═══ DATA IN THIS EXERCISE ═══

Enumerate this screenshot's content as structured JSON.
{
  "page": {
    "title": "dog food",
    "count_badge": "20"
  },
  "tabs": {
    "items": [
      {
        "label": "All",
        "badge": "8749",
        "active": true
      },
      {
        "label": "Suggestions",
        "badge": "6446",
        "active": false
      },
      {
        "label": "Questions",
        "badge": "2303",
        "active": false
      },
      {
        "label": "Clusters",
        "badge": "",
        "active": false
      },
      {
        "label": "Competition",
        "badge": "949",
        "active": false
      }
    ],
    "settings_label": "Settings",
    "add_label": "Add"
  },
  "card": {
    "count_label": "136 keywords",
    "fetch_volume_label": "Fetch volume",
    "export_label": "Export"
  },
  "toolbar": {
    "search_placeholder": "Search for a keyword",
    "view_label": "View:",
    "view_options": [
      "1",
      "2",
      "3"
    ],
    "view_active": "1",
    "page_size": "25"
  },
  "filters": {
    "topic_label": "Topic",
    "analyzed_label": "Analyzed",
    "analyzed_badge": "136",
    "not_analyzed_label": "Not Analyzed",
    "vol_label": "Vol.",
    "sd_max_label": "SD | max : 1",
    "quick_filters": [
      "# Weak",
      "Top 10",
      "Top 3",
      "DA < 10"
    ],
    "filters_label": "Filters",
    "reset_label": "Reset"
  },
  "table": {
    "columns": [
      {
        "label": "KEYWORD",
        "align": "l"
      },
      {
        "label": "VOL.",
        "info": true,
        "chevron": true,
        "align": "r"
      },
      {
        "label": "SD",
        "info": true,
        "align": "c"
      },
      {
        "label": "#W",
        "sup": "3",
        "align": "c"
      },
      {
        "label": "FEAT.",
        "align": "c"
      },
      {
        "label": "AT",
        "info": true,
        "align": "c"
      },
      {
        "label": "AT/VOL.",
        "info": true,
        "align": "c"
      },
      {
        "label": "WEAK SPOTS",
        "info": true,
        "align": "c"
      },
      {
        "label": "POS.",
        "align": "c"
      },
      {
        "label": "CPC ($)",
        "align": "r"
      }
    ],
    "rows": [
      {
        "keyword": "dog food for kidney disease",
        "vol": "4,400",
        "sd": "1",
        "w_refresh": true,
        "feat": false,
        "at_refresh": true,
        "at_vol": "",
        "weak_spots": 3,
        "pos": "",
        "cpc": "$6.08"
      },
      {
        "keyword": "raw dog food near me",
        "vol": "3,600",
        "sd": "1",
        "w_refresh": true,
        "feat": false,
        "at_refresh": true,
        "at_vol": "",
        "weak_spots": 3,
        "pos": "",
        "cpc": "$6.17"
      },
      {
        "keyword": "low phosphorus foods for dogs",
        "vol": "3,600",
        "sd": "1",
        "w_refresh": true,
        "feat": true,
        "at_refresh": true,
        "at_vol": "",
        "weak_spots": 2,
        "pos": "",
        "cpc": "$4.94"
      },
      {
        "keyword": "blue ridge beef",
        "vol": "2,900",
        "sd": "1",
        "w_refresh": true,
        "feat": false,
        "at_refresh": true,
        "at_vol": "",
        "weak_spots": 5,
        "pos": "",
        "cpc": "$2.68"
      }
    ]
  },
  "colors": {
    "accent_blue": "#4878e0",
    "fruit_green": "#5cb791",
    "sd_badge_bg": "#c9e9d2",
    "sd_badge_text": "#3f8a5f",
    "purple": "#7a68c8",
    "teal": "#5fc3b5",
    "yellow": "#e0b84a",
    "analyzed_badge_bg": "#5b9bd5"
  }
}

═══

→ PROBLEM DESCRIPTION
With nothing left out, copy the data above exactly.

→ FINISHED TASK
Enumerate this screenshot's content as structured JSON.
{
  "page": {
    "title": "dog food",
    "count_badge": "20"
  },
  "tabs": {
    "items": [
      {
        "label": "All",
        "badge": "8749",
        "active": true
      },
      {
        "label": "Suggestions",
        "badge": "6446",
        "active": false
      },
      {
        "label": "Questions",
        "badge": "2303",
        "active": false
      },
      {
        "label": "Clusters",
        "badge": "",
        "active": false
      },
      {
        "label": "Competition",
        "badge": "949",
        "active": false
      }
    ],
    "settings_label": "Settings",
    "add_label": "Add"
  },
  "card": {
    "count_label": "136 keywords",
    "fetch_volume_label": "Fetch volume",
    "export_label": "Export"
  },
  "toolbar": {
    "search_placeholder": "Search for a keyword",
    "view_label": "View:",
    "view_options": [
      "1",
      "2",
      "3"
    ],
    "view_active": "1",
    "page_size": "25"
  },
  "filters": {
    "topic_label": "Topic",
    "analyzed_label": "Analyzed",
    "analyzed_badge": "136",
    "not_analyzed_label": "Not Analyzed",
    "vol_label": "Vol.",
    "sd_max_label": "SD | max : 1",
    "quick_filters": [
      "# Weak",
      "Top 10",
      "Top 3",
      "DA < 10"
    ],
    "filters_label": "Filters",
    "reset_label": "Reset"
  },
  "table": {
    "columns": [
      {
        "label": "KEYWORD",
        "align": "l"
      },
      {
        "label": "VOL.",
        "info": true,
        "chevron": true,
        "align": "r"
      },
      {
        "label": "SD",
        "info": true,
        "align": "c"
      },
      {
        "label": "#W",
        "sup": "3",
        "align": "c"
      },
      {
        "label": "FEAT.",
        "align": "c"
      },
      {
        "label": "AT",
        "info": true,
        "align": "c"
      },
      {
        "label": "AT/VOL.",
        "info": true,
        "align": "c"
      },
      {
        "label": "WEAK SPOTS",
        "info": true,
        "align": "c"
      },
      {
        "label": "POS.",
        "align": "c"
      },
      {
        "label": "CPC ($)",
        "align": "r"
      }
    ],
    "rows": [
      {
        "keyword": "dog food for kidney disease",
        "vol": "4,400",
        "sd": "1",
        "w_refresh": true,
        "feat": false,
        "at_refresh": true,
        "at_vol": "",
        "weak_spots": 3,
        "pos": "",
        "cpc": "$6.08"
      },
      {
        "keyword": "raw dog food near me",
        "vol": "3,600",
        "sd": "1",
        "w_refresh": true,
        "feat": false,
        "at_refresh": true,
        "at_vol": "",
        "weak_spots": 3,
        "pos": "",
        "cpc": "$6.17"
      },
      {
        "keyword": "low phosphorus foods for dogs",
        "vol": "3,600",
        "sd": "1",
        "w_refresh": true,
        "feat": true,
        "at_refresh": true,
        "at_vol": "",
        "weak_spots": 2,
        "pos": "",
        "cpc": "$4.94"
      },
      {
        "keyword": "blue ridge beef",
        "vol": "2,900",
        "sd": "1",
        "w_refresh": true,
        "feat": false,
        "at_refresh": true,
        "at_vol": "",
        "weak_spots": 5,
        "pos": "",
        "cpc": "$2.68"
      }
    ]
  },
  "colors": {
    "accent_blue": "#4878e0",
    "fruit_green": "#5cb791",
    "sd_badge_bg": "#c9e9d2",
    "sd_badge_text": "#3f8a5f",
    "purple": "#7a68c8",
    "teal": "#5fc3b5",
    "yellow": "#e0b84a",
    "analyzed_badge_bg": "#5b9bd5"
  }
}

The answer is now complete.